● **WORK REQUIRED**:
The lines wanted are those in the data below that include "Enable".

◇ ◇ ◇

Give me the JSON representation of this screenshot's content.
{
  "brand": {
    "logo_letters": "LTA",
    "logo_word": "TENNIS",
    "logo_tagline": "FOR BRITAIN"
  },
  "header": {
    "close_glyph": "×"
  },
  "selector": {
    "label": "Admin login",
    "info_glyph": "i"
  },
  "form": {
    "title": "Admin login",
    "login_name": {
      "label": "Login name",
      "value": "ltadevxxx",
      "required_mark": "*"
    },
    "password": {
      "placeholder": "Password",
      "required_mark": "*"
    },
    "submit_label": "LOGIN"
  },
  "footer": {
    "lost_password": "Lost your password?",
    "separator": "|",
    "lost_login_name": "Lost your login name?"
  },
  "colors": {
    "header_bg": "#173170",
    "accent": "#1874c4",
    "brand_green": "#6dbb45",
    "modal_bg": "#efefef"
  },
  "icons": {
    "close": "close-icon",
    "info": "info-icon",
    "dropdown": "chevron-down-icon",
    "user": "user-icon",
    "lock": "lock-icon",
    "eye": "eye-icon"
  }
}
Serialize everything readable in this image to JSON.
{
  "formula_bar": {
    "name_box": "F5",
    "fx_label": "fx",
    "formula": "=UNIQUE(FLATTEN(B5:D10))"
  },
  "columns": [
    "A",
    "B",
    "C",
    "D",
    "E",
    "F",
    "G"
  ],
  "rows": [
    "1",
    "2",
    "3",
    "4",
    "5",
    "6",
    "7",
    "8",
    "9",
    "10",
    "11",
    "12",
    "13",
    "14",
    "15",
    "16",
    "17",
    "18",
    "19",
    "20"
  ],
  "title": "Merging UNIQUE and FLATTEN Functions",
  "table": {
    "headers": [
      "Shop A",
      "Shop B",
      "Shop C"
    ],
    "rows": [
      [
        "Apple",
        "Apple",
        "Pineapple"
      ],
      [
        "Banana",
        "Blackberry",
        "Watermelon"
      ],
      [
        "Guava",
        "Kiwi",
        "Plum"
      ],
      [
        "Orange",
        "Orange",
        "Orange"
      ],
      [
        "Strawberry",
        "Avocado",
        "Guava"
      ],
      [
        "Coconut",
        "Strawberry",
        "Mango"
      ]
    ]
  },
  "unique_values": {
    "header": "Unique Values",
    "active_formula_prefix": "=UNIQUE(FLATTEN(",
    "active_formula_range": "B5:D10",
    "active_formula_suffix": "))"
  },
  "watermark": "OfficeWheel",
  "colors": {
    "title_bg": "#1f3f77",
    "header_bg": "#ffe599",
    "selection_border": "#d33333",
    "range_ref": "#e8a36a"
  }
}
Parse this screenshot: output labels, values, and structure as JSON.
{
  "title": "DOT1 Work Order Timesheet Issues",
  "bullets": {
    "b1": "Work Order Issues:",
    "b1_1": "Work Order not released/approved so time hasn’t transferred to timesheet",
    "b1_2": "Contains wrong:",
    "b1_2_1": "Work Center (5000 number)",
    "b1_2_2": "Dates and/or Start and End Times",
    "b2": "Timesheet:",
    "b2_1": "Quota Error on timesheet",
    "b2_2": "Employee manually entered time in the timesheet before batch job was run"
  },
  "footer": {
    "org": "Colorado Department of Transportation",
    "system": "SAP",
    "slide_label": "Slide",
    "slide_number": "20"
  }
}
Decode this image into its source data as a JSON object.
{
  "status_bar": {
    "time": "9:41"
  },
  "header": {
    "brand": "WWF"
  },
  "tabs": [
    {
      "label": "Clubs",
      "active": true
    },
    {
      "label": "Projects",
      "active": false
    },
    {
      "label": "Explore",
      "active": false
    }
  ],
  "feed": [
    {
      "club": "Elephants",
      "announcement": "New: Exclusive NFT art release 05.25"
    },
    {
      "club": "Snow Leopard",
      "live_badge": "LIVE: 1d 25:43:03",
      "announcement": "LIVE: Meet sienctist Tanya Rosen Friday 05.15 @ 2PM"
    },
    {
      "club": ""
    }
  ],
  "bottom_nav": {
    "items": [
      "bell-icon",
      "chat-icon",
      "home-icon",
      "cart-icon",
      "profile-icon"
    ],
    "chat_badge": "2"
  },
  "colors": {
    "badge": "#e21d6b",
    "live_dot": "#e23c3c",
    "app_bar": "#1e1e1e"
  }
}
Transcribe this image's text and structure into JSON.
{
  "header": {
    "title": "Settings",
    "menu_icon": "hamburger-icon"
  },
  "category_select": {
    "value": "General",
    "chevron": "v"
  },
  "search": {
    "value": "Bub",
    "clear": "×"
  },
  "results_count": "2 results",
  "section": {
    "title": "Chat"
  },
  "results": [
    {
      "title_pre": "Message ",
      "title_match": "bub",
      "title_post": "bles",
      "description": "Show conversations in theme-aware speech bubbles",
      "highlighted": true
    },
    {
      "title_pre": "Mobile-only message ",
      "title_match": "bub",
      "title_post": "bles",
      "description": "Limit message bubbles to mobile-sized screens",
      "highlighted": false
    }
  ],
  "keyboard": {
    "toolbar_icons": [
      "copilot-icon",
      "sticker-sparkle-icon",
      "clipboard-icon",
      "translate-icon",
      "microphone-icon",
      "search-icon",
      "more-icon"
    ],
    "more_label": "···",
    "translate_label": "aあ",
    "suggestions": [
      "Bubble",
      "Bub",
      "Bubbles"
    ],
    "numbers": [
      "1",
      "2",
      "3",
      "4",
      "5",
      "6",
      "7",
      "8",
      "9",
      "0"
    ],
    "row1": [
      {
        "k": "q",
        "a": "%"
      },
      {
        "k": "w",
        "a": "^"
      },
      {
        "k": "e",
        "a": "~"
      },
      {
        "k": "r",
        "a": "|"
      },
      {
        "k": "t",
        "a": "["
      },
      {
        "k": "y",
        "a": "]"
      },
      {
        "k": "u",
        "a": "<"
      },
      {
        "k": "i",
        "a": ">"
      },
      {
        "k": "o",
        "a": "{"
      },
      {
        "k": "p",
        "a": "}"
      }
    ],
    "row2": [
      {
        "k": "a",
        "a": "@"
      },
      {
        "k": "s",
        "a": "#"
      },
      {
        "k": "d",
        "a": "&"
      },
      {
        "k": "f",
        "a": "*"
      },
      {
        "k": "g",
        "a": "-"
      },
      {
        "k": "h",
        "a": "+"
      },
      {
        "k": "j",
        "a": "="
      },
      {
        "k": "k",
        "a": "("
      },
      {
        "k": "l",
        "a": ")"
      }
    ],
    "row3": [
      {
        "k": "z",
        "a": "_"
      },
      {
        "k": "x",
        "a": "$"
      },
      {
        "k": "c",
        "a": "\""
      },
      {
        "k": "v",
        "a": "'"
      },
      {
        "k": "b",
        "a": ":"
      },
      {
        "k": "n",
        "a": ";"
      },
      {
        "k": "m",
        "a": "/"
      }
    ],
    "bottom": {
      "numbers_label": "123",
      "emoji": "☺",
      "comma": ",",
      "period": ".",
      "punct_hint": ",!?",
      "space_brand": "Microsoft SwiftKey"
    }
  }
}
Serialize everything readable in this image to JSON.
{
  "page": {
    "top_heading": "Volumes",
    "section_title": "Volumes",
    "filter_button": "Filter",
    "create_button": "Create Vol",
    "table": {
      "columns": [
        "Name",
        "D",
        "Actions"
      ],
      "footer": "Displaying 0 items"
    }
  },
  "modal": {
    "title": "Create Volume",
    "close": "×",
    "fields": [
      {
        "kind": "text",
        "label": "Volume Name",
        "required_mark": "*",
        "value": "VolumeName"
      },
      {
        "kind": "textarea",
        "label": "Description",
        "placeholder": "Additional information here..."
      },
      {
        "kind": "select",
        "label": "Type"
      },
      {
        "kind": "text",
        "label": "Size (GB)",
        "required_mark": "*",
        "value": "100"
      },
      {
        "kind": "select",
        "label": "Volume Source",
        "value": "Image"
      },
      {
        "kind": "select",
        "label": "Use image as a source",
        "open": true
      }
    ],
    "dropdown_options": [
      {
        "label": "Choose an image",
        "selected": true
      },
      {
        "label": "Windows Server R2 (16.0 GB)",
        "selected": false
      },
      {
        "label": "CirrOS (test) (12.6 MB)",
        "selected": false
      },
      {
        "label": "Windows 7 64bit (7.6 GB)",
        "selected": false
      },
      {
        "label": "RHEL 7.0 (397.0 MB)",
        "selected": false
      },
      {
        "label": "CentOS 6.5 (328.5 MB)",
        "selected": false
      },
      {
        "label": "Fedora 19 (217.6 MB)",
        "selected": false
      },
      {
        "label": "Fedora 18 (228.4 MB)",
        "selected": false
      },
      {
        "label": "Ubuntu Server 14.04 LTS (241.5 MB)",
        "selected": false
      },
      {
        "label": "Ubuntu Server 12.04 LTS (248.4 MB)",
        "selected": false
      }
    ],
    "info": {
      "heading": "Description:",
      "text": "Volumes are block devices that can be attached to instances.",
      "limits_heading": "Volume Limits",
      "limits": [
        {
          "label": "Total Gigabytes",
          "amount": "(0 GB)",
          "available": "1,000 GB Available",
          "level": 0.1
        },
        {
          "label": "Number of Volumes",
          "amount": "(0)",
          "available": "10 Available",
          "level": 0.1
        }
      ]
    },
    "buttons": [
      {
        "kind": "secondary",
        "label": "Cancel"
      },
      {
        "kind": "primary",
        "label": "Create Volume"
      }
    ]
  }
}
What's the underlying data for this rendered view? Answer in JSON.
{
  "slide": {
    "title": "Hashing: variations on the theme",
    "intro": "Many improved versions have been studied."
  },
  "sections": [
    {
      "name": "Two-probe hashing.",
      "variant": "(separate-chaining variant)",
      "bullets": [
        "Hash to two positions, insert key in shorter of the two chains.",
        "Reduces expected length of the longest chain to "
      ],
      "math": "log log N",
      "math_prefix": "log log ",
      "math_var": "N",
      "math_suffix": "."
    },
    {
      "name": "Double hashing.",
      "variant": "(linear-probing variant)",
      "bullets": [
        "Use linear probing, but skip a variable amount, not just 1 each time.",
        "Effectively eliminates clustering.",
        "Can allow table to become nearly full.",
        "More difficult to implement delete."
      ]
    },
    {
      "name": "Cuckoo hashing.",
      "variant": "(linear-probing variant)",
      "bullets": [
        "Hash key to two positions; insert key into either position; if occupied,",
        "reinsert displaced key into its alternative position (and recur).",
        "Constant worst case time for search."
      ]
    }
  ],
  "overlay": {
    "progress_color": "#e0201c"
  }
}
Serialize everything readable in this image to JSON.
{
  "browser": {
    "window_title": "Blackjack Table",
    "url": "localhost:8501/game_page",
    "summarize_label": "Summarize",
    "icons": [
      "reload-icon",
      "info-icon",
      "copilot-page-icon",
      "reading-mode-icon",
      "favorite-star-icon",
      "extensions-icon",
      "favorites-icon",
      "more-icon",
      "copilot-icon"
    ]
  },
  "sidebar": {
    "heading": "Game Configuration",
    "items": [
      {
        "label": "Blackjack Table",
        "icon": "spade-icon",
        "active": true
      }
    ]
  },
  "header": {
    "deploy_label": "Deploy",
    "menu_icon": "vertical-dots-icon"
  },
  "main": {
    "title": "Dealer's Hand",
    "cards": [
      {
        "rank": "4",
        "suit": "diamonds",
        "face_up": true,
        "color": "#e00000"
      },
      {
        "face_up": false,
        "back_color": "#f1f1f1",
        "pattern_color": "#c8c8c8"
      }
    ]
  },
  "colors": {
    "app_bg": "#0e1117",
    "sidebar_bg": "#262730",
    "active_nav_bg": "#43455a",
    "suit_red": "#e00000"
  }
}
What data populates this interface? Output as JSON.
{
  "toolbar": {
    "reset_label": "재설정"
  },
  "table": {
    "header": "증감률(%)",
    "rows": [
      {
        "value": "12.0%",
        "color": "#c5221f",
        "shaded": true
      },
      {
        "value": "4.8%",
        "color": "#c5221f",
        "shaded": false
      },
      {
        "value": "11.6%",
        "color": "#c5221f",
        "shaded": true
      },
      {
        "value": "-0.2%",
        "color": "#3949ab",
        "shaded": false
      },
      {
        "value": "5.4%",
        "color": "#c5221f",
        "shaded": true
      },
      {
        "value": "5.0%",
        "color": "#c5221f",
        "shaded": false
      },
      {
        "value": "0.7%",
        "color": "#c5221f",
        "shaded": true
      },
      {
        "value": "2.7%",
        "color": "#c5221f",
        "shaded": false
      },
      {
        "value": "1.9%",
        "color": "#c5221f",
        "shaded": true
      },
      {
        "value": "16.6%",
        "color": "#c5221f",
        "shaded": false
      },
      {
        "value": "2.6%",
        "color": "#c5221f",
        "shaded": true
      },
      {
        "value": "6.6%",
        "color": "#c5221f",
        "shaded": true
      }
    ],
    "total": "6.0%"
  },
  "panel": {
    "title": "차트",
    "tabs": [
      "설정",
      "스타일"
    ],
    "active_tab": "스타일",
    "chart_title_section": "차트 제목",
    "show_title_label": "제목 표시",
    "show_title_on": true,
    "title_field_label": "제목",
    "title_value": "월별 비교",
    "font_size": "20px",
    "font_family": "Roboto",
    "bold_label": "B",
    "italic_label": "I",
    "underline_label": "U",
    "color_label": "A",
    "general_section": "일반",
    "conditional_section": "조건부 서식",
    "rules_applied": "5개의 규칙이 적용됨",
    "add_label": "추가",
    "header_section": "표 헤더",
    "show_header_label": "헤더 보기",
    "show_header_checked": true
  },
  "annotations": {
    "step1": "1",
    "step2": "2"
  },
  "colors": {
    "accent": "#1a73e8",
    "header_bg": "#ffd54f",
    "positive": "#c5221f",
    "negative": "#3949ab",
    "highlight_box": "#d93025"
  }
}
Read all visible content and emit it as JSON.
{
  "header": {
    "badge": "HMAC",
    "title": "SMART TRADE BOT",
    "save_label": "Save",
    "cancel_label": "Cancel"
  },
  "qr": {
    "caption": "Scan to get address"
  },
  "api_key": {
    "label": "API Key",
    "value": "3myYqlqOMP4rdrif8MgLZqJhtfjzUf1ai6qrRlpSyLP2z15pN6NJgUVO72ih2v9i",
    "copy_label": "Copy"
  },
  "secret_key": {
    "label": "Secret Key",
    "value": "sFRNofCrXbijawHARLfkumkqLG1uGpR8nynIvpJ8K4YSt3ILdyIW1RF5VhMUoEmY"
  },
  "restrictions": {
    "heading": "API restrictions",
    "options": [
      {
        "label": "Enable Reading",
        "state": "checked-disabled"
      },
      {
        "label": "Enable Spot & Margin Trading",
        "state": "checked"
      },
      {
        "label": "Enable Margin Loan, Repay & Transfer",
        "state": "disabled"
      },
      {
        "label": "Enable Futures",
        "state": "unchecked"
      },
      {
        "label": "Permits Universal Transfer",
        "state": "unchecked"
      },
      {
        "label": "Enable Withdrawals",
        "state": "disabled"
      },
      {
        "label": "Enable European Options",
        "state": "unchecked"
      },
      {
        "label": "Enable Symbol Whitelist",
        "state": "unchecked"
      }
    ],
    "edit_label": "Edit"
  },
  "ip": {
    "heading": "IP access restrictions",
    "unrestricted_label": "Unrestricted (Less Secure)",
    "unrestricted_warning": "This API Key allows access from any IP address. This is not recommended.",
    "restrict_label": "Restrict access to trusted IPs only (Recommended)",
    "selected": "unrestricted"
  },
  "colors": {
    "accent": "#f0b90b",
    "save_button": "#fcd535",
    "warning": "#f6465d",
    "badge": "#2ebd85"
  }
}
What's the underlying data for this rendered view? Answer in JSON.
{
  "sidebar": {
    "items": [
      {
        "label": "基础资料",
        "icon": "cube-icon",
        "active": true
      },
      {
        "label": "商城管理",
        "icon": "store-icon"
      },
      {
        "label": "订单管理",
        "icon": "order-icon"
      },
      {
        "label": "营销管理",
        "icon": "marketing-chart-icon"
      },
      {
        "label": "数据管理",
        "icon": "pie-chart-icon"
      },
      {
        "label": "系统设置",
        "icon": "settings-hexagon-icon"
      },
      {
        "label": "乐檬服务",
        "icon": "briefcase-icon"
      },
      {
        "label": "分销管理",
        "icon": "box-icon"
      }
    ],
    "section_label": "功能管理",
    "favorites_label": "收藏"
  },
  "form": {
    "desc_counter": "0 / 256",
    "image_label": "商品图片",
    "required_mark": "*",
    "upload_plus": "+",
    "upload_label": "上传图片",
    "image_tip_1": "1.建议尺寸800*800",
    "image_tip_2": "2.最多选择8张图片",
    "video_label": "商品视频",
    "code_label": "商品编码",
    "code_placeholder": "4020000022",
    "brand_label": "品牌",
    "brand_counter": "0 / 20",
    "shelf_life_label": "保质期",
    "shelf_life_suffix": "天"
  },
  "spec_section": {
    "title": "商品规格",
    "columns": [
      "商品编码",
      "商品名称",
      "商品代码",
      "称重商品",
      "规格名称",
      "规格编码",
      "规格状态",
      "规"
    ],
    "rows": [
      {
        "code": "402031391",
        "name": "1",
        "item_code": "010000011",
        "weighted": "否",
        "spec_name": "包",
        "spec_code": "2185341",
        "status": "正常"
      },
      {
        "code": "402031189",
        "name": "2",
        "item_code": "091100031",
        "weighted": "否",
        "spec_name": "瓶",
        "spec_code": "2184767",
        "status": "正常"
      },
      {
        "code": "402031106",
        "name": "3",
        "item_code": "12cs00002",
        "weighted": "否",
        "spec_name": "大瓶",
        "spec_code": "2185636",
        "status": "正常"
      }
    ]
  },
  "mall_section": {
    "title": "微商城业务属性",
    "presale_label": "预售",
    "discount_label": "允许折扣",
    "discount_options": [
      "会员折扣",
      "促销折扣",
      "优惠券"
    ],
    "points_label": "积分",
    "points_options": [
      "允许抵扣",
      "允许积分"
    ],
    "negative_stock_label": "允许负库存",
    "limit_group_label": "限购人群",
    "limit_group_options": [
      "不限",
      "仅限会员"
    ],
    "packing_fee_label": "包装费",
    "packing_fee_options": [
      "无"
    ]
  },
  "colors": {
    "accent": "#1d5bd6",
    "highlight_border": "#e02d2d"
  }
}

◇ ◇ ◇

● **SOLUTION FOR THIS PROBLEM**:
        "label": "Enable Reading",
        "label": "Enable Spot & Margin Trading",
        "label": "Enable Margin Loan, Repay & Transfer",
        "label": "Enable Futures",
        "label": "Enable Withdrawals",
        "label": "Enable European Options",
        "label": "Enable Symbol Whitelist",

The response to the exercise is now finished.